I think that's the thing that gets flipped for a lot of people. As you were saying before, people become the star of their own movie and stop asking themselves, how do I be a really great loving partner? Cause that's it. That's a different experience completely. 

Damona: And we also have to have that same empathy for ourselves, even though we're not centering ourselves in the narrative, we have to also come to dating as whole, as we can make ourselves. We're not looking for someone to fit. Our missing puzzle piece. We have to come to it whole. 

So I also have my clients do a gratitude practice. I had my clients last January do a 30-day gratitude journal. And every day, just say one thing that you have gratitude for. Even if that thing is, I had a hot shower today. Because some people didn't.

Just having gratitude for what you have, because when you date from a place of fullness, you're looking for someone whose energy matches that, and you can both hold together and amplify and uplift one another, rather than if you come in, thinking of all this stuff you don't have and the relationship that you don't have, you’re starting out from a period, from a place of want and need.
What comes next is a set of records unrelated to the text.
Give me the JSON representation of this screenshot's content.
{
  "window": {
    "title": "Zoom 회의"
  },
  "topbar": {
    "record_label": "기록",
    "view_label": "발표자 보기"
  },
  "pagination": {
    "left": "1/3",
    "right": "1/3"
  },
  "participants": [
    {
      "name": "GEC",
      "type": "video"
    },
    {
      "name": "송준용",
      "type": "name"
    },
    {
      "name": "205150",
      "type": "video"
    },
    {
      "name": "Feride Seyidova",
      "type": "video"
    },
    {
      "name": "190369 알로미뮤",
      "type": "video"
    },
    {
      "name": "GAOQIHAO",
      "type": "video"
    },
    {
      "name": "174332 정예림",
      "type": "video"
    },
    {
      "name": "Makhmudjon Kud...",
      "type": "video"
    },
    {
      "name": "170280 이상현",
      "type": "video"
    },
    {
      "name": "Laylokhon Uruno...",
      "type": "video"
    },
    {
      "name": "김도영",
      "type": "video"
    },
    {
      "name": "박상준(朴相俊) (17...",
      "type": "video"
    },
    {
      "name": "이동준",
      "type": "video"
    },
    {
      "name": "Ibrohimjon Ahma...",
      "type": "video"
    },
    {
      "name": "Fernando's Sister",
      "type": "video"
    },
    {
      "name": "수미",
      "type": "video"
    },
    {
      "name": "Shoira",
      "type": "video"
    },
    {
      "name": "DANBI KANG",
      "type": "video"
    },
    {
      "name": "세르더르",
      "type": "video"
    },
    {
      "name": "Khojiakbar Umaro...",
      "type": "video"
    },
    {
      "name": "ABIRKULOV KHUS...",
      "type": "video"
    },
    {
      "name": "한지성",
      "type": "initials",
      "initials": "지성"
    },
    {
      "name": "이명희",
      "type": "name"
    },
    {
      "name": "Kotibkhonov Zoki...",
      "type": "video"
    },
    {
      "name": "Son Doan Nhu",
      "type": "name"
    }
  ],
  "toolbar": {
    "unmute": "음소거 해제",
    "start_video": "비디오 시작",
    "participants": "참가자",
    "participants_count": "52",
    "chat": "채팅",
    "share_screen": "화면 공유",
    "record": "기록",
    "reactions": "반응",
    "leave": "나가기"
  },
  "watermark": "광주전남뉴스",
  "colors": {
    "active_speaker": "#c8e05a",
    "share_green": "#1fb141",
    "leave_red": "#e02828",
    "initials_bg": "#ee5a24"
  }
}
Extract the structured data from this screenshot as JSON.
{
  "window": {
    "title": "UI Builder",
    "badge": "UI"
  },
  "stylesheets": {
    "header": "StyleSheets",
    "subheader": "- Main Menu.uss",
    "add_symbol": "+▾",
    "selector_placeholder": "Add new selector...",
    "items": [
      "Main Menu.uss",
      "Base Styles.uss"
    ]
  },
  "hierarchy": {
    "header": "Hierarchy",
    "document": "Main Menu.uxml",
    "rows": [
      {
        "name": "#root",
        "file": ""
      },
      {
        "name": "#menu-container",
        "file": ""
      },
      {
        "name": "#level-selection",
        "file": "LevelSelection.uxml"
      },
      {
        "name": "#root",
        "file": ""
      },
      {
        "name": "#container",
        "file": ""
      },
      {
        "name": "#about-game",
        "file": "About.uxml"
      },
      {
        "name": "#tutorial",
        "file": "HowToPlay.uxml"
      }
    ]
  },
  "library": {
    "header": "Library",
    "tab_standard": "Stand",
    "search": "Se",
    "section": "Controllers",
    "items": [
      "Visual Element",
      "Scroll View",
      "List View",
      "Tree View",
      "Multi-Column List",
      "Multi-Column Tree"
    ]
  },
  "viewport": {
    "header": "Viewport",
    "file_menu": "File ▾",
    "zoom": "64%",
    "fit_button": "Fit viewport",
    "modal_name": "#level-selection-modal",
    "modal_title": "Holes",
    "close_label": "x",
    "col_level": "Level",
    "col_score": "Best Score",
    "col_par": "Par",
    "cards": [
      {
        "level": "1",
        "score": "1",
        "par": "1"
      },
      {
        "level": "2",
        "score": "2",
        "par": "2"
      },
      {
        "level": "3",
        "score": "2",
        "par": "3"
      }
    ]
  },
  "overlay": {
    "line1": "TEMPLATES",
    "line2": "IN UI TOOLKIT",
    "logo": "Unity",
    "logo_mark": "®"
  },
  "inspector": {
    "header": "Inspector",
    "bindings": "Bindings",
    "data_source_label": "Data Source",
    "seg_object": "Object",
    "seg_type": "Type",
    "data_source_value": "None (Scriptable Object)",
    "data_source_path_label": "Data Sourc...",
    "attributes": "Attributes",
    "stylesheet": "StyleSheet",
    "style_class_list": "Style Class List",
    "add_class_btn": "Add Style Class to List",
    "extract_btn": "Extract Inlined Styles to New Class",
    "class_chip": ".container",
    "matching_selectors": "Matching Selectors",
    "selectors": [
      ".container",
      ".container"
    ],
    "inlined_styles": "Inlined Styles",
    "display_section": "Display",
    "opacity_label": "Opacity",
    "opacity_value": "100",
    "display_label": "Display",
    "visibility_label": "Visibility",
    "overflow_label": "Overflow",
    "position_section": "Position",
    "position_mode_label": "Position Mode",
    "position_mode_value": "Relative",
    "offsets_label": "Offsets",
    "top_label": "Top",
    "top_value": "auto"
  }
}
I've just seen too many times, that doesn't form the relationship that you're really desiring. 

Dr. Lisa: Yeah. What words of wisdom, this is so much good stuff. And I love it. I so appreciate you giving us an overview of the dating trends. Thanks to OkCupid, but also I just love where you're going in your work, because that's what I hear throughout our conversation today.

There's been such a window of opportunity for growth that has opened up in people's lives because of this kind of quiet time of the pandemic, and it’s beginning to emerge in relationships. And I can't wait to learn more about your book. It sounds like you're really thinking a lot about how to help people understand those old beliefs and really bring those into the conscious awareness and do that growth work you were talking about so they can have really authentically healthy relationships.

Damona: Absolutely. It's a magic moment that we're in right now, where we have a lot of the tools, we have the knowledge. And we have this space to be able to work on ourselves. And, whenever we emerge from this pandemic, emerge from it as more whole.

Dr. Lisa: I love it. So share with our listeners before we end, where they can learn more about you, your work with OkCupid, if they want to keep tabs on your book, when it comes out. And I would love to talk with you more about your book when it does, but where should they find you in the meantime? 

Damona: Thank you. I am every week doing the Dates and Mates podcast at, or wherever you're listening to this podcast right now. And for OKC. I think a lot of people don't realize it's free. It's a free app. So if you're on that fence, the whole thing is free. There are premium features that you can become a member to unlock, but if you're on the fence, just try it out, just download it and dip your toe in the water. And then if you need more support and help from me, come back to dates and and I will get you started.

And of course, I'm on Instagram. Twitter or Facebook at Damona Hoffman. So that's where you can get the updates on the book. 

Dr. Lisa: The forthcoming book. Okay. Going to be watching your Instagram. And, as soon as it comes out I'm going to pounce. 

Damona: Thank you so much for having me. I love our conversations too, and I love all the work that you’re doing. Dr. Lisa: Such a great conversation. Thank you so much for coming back. And I can't wait until our next one.